Hans Van PeltContinue to Part 2 here
Hans Van Pelt was an honest low-Dutchman;
Not low in his stature, but low by the Van
That you find in his name and which proves his descent
From the burghers of old, who, with peaceful intent,
From the Indians bought all the valleys along
The Raritan, and the Musconetcong;
A long belt of land that runs from the West,
From where Delaware joins with the laughing Pequest,
To East where Passaic, or Hackensack flows,
And Communipaw rests in its quiet repose.
In the day of our fathers, New Brunswick was known
Through all this broad belt as the chief market town,
And thither our farmers oft wended their way
With their barley and oats, and their long wains of hay;
And such stories they told by their bright Winter fires
That each lad in the land longed to see its tall spires.
So one day, as noon's shadows to rosy tints melt,
That bold son of Neshanic, young, burly, Van Pelt,
On horse ventured forth for this city so gay.
Joy gleamed from his eyes as he rode on his way;
But a sad thought at times drove its light from his face-
The thought that Lord Howe might soon capture the place;
For of all things under the sun, or the moon,

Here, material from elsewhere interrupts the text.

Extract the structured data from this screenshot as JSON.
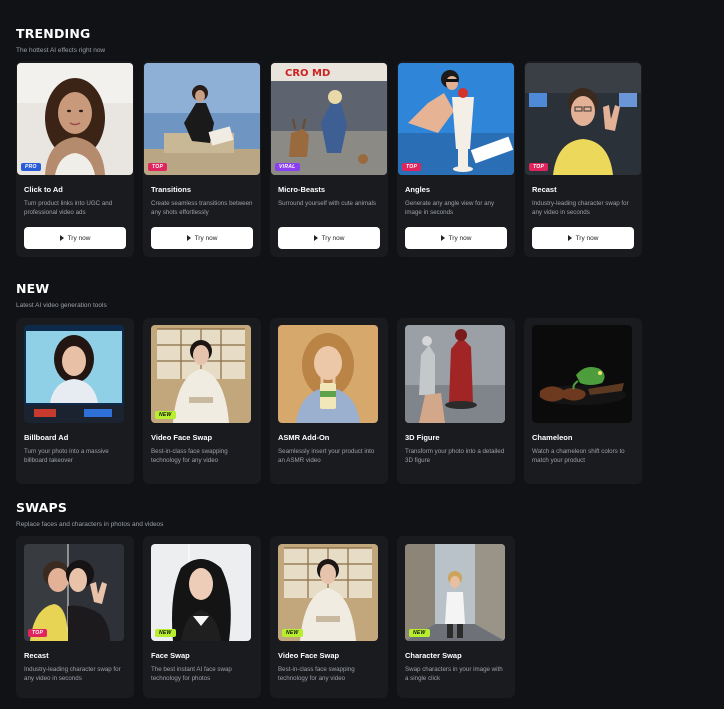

The most fearful to him was a British Dragoon.
When many a farm house and hamlet were passed;
When the shadows of day had so shortened their cast,
That the reaching foreleg of the horse in its tread
Stood over the shade of the animal's head,
From the brow of a high hill he saw at his feet
New Brunswick, above which the hazy smoke curled
From full many a forge; while beyond, with sails furled,
Rode long schooners and brigs, from the marts of the world.
There afar flowed the Raritan winding its way
Through long meadows and marshes to Amboy Bay;
And there down in the waters reflected were seen
The wild blossoms in bloom on its borders of green,
For so lovely the wild flowers were blushing in bliss
Where daily the ocean runs up for a kiss;
Where, with shoulder to shoulder, the river and sea
Push their way through the reeds, and across the green lea,
Till the wavelets, all standing tip-toe on the shores,
With their cool lips just touch the warm lips of the flowers;
Where the river and sea, in a bright silver tide,
From the blossoms that deck the smooth meadow-lands glide,
And soft sighs, and low sobs all the little waves heave,
While each tardily moves, as if loathing to leave,
Till, increasing in speed, they, in quick-pulsing swells,
Go far down to the bay, passing hills and fair dells.
For a romp on the beach with the wild sea's gay shells.
20 February 2011
The Ballad of Hans van Pelt, Part 1
Joseph Hunt Miller is the author of this long ballad recounting the Revolutionary era story of Hillsborough's "boy who cried wolf" - Hans van Pelt, The Sourlands rock formation Fort Hans, near the Montgomery - Hillsborough border, is named after the eager, but misguided Neshanic farmer. Thanks to Marion Fenwick-Freeman for providing me with a photocopy of the tale - which I will post in three parts. Enjoy!